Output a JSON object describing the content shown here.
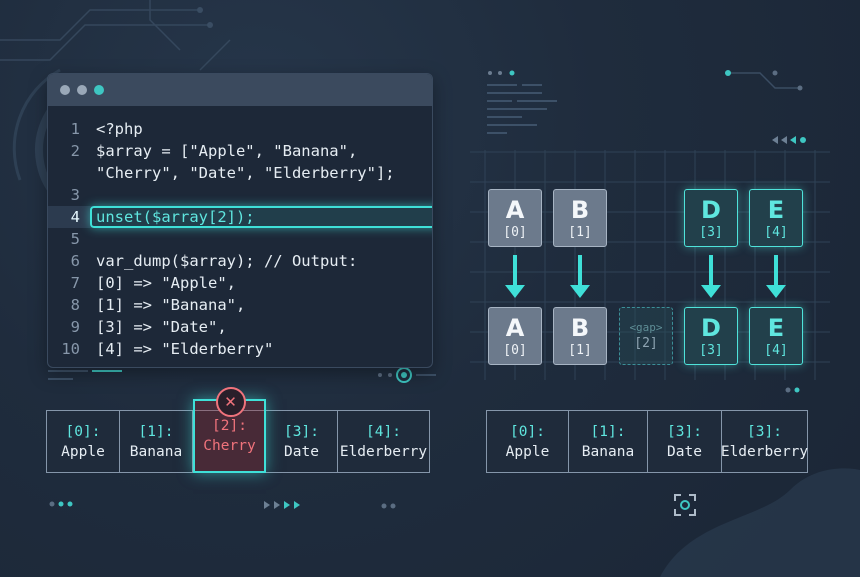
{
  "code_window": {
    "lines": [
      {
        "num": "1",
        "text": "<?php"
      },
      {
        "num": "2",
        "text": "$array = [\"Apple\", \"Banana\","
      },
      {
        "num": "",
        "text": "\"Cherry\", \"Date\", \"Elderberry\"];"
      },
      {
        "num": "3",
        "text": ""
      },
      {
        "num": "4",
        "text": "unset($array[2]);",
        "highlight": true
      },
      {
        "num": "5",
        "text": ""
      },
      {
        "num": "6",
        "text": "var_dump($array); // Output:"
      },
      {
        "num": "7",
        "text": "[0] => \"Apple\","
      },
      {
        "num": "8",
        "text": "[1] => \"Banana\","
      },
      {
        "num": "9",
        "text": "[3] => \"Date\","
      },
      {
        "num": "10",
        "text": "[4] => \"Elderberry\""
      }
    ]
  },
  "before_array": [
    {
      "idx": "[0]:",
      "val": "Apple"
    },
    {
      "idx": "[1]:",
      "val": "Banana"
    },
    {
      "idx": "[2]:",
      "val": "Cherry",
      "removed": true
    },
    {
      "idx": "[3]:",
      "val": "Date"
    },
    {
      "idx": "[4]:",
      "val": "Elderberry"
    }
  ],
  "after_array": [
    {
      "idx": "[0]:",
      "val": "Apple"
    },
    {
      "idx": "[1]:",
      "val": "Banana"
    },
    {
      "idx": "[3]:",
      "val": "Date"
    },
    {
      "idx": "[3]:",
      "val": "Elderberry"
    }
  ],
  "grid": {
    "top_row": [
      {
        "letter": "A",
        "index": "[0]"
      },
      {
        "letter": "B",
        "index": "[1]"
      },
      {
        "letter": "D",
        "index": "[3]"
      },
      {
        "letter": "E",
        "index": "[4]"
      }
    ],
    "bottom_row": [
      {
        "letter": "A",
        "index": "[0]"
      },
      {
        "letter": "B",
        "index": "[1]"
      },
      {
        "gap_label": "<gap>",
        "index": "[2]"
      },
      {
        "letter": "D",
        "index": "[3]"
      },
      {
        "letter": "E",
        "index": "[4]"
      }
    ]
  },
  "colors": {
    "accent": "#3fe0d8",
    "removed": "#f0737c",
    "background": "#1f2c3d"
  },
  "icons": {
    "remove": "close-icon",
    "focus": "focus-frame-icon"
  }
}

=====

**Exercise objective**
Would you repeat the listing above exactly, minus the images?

**Exercise response**
Output a JSON object describing the content shown here.
{
  "code_window": {
    "lines": [
      {
        "num": "1",
        "text": "<?php"
      },
      {
        "num": "2",
        "text": "$array = [\"Apple\", \"Banana\","
      },
      {
        "num": "",
        "text": "\"Cherry\", \"Date\", \"Elderberry\"];"
      },
      {
        "num": "3",
        "text": ""
      },
      {
        "num": "4",
        "text": "unset($array[2]);",
        "highlight": true
      },
      {
        "num": "5",
        "text": ""
      },
      {
        "num": "6",
        "text": "var_dump($array); // Output:"
      },
      {
        "num": "7",
        "text": "[0] => \"Apple\","
      },
      {
        "num": "8",
        "text": "[1] => \"Banana\","
      },
      {
        "num": "9",
        "text": "[3] => \"Date\","
      },
      {
        "num": "10",
        "text": "[4] => \"Elderberry\""
      }
    ]
  },
  "before_array": [
    {
      "idx": "[0]:",
      "val": "Apple"
    },
    {
      "idx": "[1]:",
      "val": "Banana"
    },
    {
      "idx": "[2]:",
      "val": "Cherry",
      "removed": true
    },
    {
      "idx": "[3]:",
      "val": "Date"
    },
    {
      "idx": "[4]:",
      "val": "Elderberry"
    }
  ],
  "after_array": [
    {
      "idx": "[0]:",
      "val": "Apple"
    },
    {
      "idx": "[1]:",
      "val": "Banana"
    },
    {
      "idx": "[3]:",
      "val": "Date"
    },
    {
      "idx": "[3]:",
      "val": "Elderberry"
    }
  ],
  "grid": {
    "top_row": [
      {
        "letter": "A",
        "index": "[0]"
      },
      {
        "letter": "B",
        "index": "[1]"
      },
      {
        "letter": "D",
        "index": "[3]"
      },
      {
        "letter": "E",
        "index": "[4]"
      }
    ],
    "bottom_row": [
      {
        "letter": "A",
        "index": "[0]"
      },
      {
        "letter": "B",
        "index": "[1]"
      },
      {
        "gap_label": "<gap>",
        "index": "[2]"
      },
      {
        "letter": "D",
        "index": "[3]"
      },
      {
        "letter": "E",
        "index": "[4]"
      }
    ]
  },
  "colors": {
    "accent": "#3fe0d8",
    "removed": "#f0737c",
    "background": "#1f2c3d"
  },
  "icons": {
    "remove": "close-icon",
    "focus": "focus-frame-icon"
  }
}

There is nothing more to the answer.